A thickening of the anterior capsule extends from the anterior surface of the fibular malleolus, just lateral to the articular cartilage of the lateral malleolus, to just anterior to the lateral facet of the talus and to the lateral surface of the talar neck.
It is an intracapsular structure and is approximately 2–5-mm thick and 10–12-mm long.
The ATFL functions to resist ankle inversion in plantarflexion. Regardless of ankle position, the ATFL is usually the first ankle ligament to be torn in an inversion injury.
It is an extra-articular structure covered by the fibular (peroneal) tendons, is larger and stronger than the ATFL.
It fans out at 10–40 degrees from the tip of the fibular malleolus to the lateral side of the calcaneus, paralleling the horizontal axis of the subtalar joint. This ligament effectively spans the ankle and subtalar joints, which have markedly different axes of rotation.
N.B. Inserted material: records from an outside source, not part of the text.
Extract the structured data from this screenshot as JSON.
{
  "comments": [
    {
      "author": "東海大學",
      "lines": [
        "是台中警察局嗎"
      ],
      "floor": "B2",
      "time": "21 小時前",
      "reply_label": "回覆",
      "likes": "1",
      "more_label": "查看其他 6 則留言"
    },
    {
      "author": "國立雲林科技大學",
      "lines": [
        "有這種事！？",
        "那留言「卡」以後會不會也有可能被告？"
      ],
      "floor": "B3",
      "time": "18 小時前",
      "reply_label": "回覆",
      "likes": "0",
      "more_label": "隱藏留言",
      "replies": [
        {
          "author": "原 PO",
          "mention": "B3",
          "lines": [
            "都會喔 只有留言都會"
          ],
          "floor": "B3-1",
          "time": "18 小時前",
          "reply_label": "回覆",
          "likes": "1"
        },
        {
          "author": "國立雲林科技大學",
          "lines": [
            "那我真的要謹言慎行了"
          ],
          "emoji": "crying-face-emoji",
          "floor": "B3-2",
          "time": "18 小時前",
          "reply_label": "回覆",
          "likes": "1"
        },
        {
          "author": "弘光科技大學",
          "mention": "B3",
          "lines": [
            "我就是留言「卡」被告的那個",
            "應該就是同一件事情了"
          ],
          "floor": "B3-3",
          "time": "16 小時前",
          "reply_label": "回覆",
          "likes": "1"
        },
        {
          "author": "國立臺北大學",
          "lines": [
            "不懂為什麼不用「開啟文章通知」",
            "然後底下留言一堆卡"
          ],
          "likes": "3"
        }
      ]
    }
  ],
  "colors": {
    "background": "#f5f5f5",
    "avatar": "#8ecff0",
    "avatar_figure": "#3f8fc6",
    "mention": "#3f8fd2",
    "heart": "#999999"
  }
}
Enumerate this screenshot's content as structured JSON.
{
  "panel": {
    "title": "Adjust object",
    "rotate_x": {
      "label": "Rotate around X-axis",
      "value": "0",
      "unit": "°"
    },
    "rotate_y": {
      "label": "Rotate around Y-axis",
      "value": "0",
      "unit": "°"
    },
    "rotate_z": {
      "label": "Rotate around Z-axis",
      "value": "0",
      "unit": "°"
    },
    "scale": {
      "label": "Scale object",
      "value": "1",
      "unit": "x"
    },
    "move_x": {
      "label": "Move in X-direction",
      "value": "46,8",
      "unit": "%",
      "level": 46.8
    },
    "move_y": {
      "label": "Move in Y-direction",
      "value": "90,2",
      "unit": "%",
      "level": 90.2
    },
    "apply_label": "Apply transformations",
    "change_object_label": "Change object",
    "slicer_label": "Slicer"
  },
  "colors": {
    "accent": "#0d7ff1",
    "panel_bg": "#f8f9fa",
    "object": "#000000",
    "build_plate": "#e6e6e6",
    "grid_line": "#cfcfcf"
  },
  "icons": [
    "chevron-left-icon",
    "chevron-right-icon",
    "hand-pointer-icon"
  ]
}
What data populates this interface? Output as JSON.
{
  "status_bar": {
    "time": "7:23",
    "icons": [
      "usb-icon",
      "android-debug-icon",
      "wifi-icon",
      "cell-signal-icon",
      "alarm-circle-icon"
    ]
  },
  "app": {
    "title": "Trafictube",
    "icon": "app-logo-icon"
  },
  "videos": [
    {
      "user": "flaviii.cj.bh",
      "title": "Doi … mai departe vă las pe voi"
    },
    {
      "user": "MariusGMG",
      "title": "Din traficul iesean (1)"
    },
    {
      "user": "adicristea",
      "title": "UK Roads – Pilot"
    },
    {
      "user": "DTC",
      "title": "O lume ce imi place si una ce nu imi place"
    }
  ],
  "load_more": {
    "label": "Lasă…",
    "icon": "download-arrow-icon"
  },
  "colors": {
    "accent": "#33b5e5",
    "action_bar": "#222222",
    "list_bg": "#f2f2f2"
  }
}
The ligament is coalescent with the joint capsule, and its orientation is relatively horizontal. Its attachment on the talus involves nearly the entire nonarticular portion of the posterior talus to the groove for the flexor hallucis longus (FHL) tendon, and anteriorly to the digital fossa of the fibula, which transmits the vessels that supply the talus and the fibula.
It is the strongest of the lateral ligament complex, and serves to indirectly aid talofibular stability during dorsiflexion due to its anatomic location, where it can act as a true collateral ligament and prevent talar tilt into inversion.
The PTFL is rarely injured except in severe ankle sprains.
Physical exam: posterior drawer test of the ankle.
Lateral Talocalcaneal Ligament (LTCL):
It’s a short narrow ligamentous band that connects the lateral process of the talus to the lateral surface of the calcaneus.
Located anterior and medial to calcaneofibular ligament.
Its function is to stabilize the talocalcaneal joint.
Anterior talofibular ligament (ATFL) is the weakest ankle ligament.
Posterior talofibular ligament (PTFL) is the strongest ankle ligament.
In dorsiflexion, the PTFL is maximally stressed, and the CFL is taut, whereas the ATFL is loose. Conversely, in plantarflexion, the ATFL is taut, and the CFL and PTFL become loose.
Millers Review of Orthopaedics -7E Book
Clinical Tests for the Musculoskeletal System 3rd Ed. Book